Wednesday, June 06, 2007


The great thing about Chase Utley, and there are many great things, is that he treats every day, every inning, every at bat as the most important of the rest of his career and never seems to dwell on past performances.

A day after his uncharacteristically poor decision to bunt in the first inning of an 8-1 loss to San Francisco helped nip a rally in the bud, Utley moved on and powered the Phils to a 4-2 win over the Mets, driving in the first two runs in regulation play and the winning run on an opposite field homer in extra innings.

Utley has suffered through his share of funks during his short tenure as the premier second baseman in the National League, but if he is scuffling at the plate or in the field he never lets those rough spots affect his overall game. When most people call someone a "throw-back" player they aren't referring to baggy pants or wads of tobacco stuffed in one cheek; they mean to describe a player whose love for the game transcends all other concerns -- the money, the endorsement, the celebrity -- and who sets an example by what he does not what he says. Utley is today's Pete Rose without the unrelenting need to draw attention to himself, a much cleaner version who runs just as hard, slaps a tag down on runners just as sharply, who will barrel into an opposing player with the intent to score not maim, and whose fire within burns just as fiercely.

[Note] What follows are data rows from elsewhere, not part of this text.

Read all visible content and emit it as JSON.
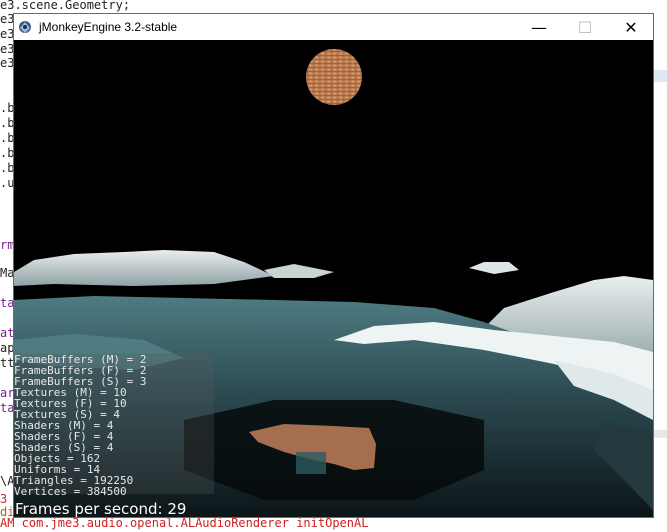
{
  "window": {
    "title": "jMonkeyEngine 3.2-stable",
    "minimize_glyph": "—",
    "maximize_glyph": "☐",
    "close_glyph": "✕"
  },
  "stats": [
    "FrameBuffers (M) = 2",
    "FrameBuffers (F) = 2",
    "FrameBuffers (S) = 3",
    "Textures (M) = 10",
    "Textures (F) = 10",
    "Textures (S) = 4",
    "Shaders (M) = 4",
    "Shaders (F) = 4",
    "Shaders (S) = 4",
    "Objects = 162",
    "Uniforms = 14",
    "Triangles = 192250",
    "Vertices = 384500"
  ],
  "fps": {
    "label": "Frames per second: 29"
  },
  "background_ide": {
    "code_fragments": [
      "e3.scene.Geometry;",
      "e3",
      "e3",
      "e3",
      "e3",
      ".b",
      ".b",
      ".b",
      ".b",
      ".b",
      ".u",
      "rm",
      "Ma",
      "ta",
      "at",
      "ap",
      "tt",
      "ar",
      "ta",
      "\\AP",
      "3",
      "di"
    ],
    "console_line": "AM com.jme3.audio.openal.ALAudioRenderer initOpenAL"
  },
  "colors": {
    "sky": "#000000",
    "moon": "#c98a5e",
    "water": "#3f666c",
    "snow": "#e6eef0"
  }
}
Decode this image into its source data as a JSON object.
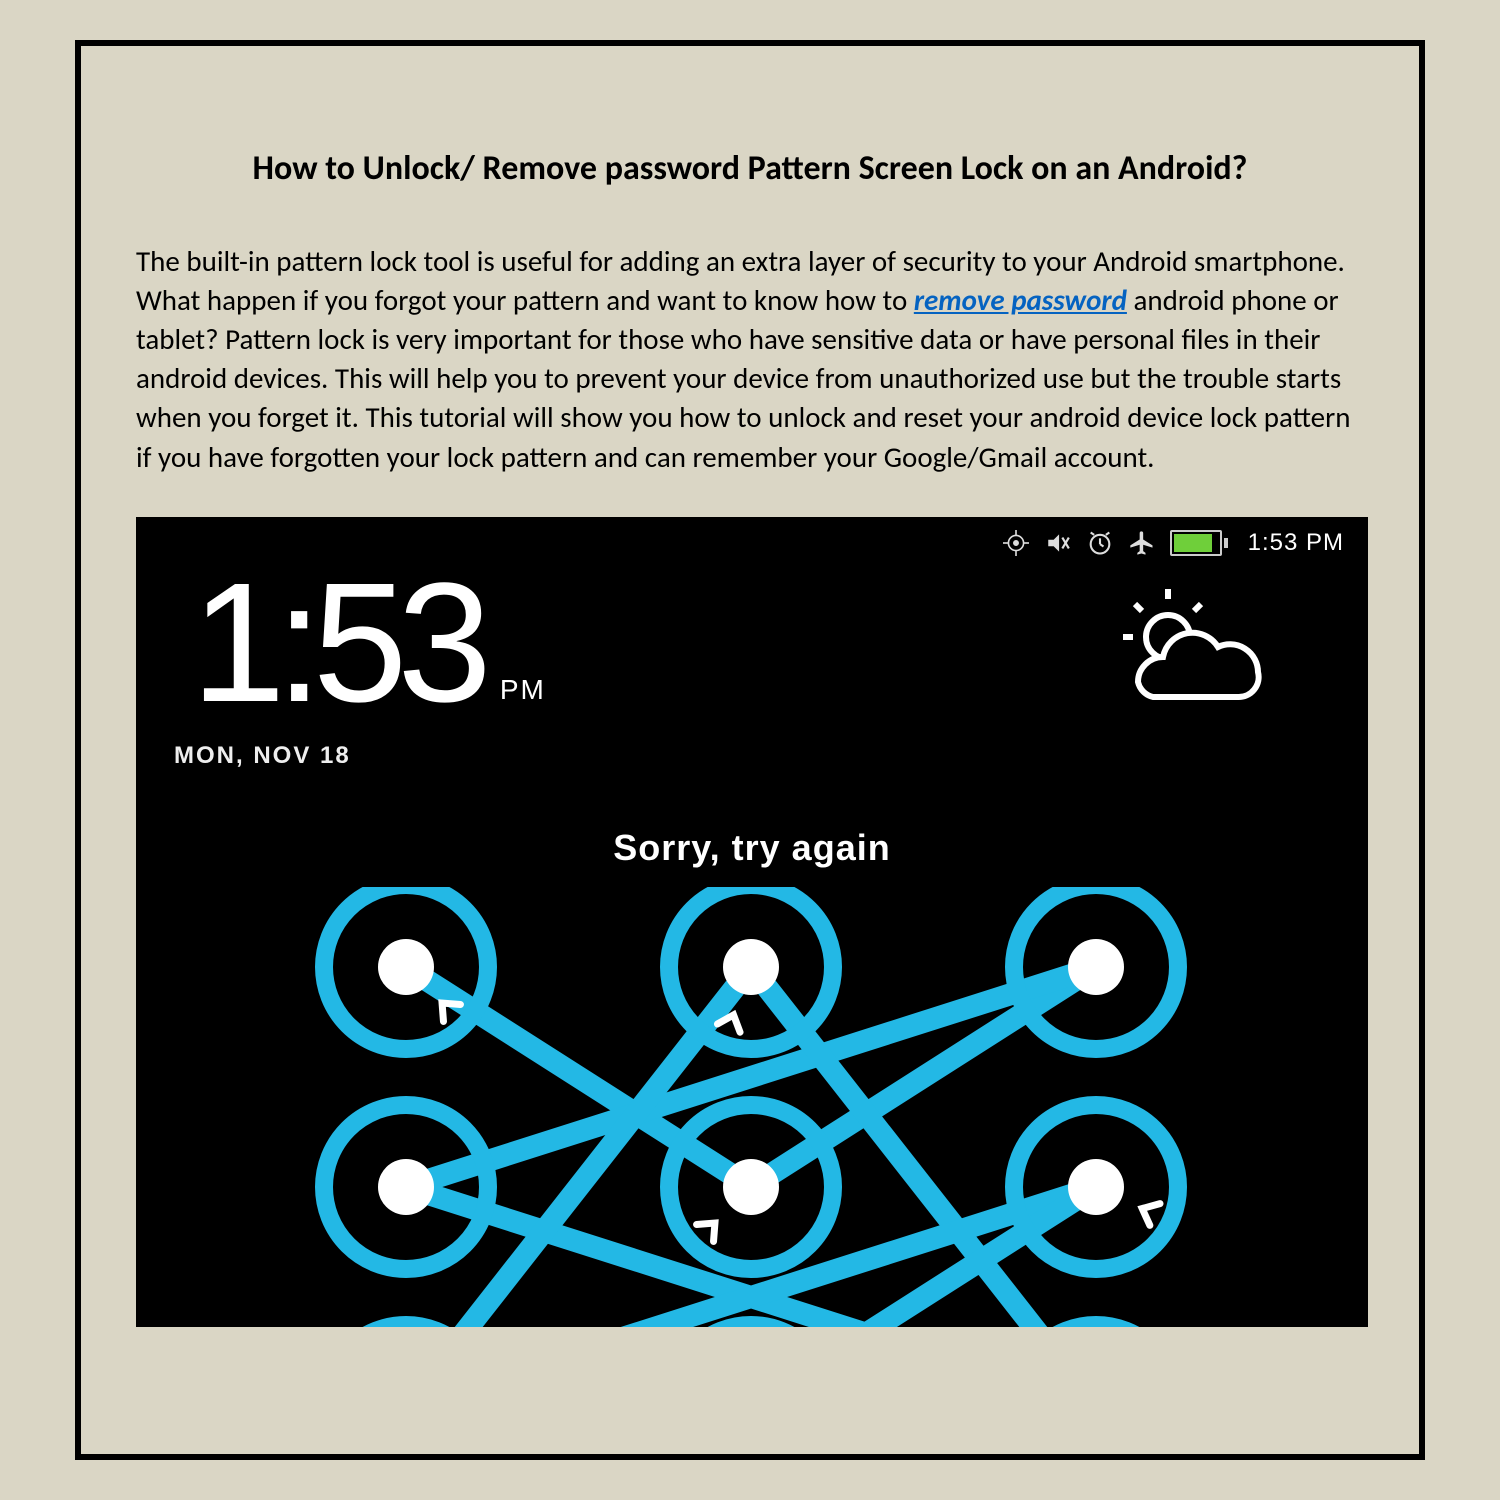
{
  "title": "How to Unlock/ Remove password Pattern Screen Lock on an Android?",
  "paragraph": {
    "pre": "The built-in pattern lock tool is useful for adding an extra layer of security to your Android smartphone. What happen if you forgot your pattern and want to know how to ",
    "link": "remove password",
    "post": " android phone or tablet? Pattern lock is very important for those who have sensitive data or have personal files in their android devices. This will help you to prevent your device from unauthorized use but the trouble starts when you forget it. This tutorial will show you how to unlock and reset your android device lock pattern if you have forgotten your lock pattern and can remember your Google/Gmail account."
  },
  "phone": {
    "status_time": "1:53 PM",
    "clock_hour": "1",
    "clock_min": ":53",
    "clock_pm": "PM",
    "date": "MON, NOV 18",
    "error": "Sorry, try again"
  }
}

The Phillies can and have muddled along without a Ryan Howard or Brett Myers for periods of time, but they couldn't do without Utley for more than a day or so, if that.


TC said...

Great post. As much as I want the Phils to put together a championship team for me - for all of us fans - I want them to put together a championship team for Chase. The dude plays the game the way it is supposed to be played - I'd like to see him at the pinnacle.

David said...

"...without the unrelenting need to draw attention to himself."

That's the beauty of Utley. He plays hard, he plays brash, but he doesn't want anyone noticing him. He reminds me of Scott Rolen in this regard, but if anything he's even more humble than Rolen. He handles himself perfectly. And you have to love it even more when he starts mashing balls to left-center of LH pitchers.